### GOAL OF THE EXERCISE:
Find the lines in the records that carry the word "gross". Copy each one.

### PROVIDED RECORDS:
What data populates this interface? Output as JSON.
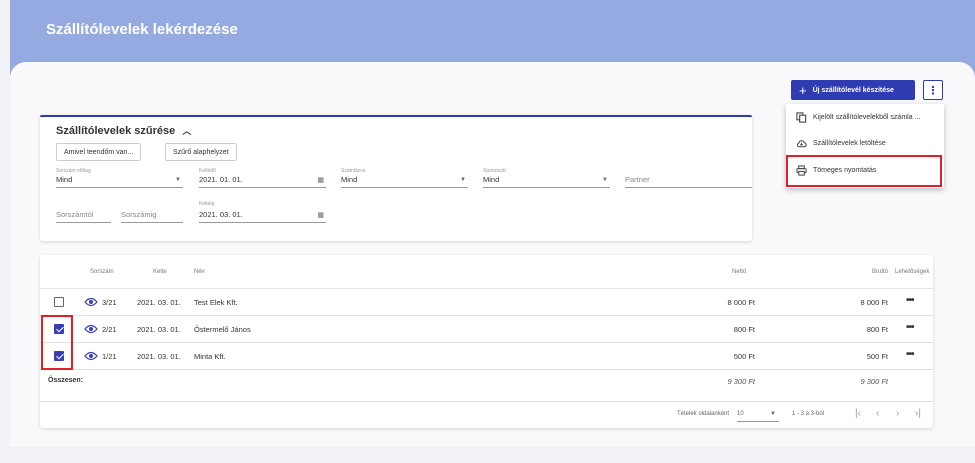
{
  "page_title": "Szállítólevelek lekérdezése",
  "actions": {
    "new_label": "Új szállítólevél készítése",
    "more_label": "⋮"
  },
  "menu": {
    "items": [
      {
        "label": "Kijelölt szállítólevelekből számla ...",
        "icon": "copy-icon"
      },
      {
        "label": "Szállítólevelek letöltése",
        "icon": "cloud-download-icon"
      },
      {
        "label": "Tömeges nyomtatás",
        "icon": "printer-icon"
      }
    ]
  },
  "filter": {
    "title": "Szállítólevelek szűrése",
    "btn_todo": "Amivel teendőm van...",
    "btn_reset": "Szűrő alaphelyzet",
    "prefix_label": "Sorszám előtag",
    "prefix_value": "Mind",
    "from_label": "Keltétől",
    "from_value": "2021. 01. 01.",
    "invoiced_label": "Számlázva",
    "invoiced_value": "Mind",
    "cancelled_label": "Stornózott",
    "cancelled_value": "Mind",
    "partner_placeholder": "Partner",
    "num_from_placeholder": "Sorszámtól",
    "num_to_placeholder": "Sorszámig",
    "to_label": "Keltéig",
    "to_value": "2021. 03. 01."
  },
  "table": {
    "headers": {
      "number": "Sorszám",
      "date": "Kelte",
      "name": "Név",
      "net": "Nettó",
      "gross": "Bruttó",
      "options": "Lehetőségek"
    },
    "rows": [
      {
        "checked": false,
        "number": "3/21",
        "date": "2021. 03. 01.",
        "name": "Test Elek Kft.",
        "net": "8 000 Ft",
        "gross": "8 000 Ft",
        "options": "•••"
      },
      {
        "checked": true,
        "number": "2/21",
        "date": "2021. 03. 01.",
        "name": "Őstermelő János",
        "net": "800 Ft",
        "gross": "800 Ft",
        "options": "•••"
      },
      {
        "checked": true,
        "number": "1/21",
        "date": "2021. 03. 01.",
        "name": "Minta Kft.",
        "net": "500 Ft",
        "gross": "500 Ft",
        "options": "•••"
      }
    ],
    "totals": {
      "label": "Összesen:",
      "net": "9 300 Ft",
      "gross": "9 300 Ft"
    }
  },
  "pager": {
    "per_page_label": "Tételek oldalanként",
    "per_page_value": "10",
    "range": "1 - 3 a 3-ból"
  },
  "colors": {
    "banner": "#94aae0",
    "primary": "#2f3bb0",
    "highlight": "#e3202a"
  }
}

### TASK RESPONSE:
      "gross": "Bruttó",
        "gross": "8 000 Ft",
        "gross": "800 Ft",
        "gross": "500 Ft",
      "gross": "9 300 Ft"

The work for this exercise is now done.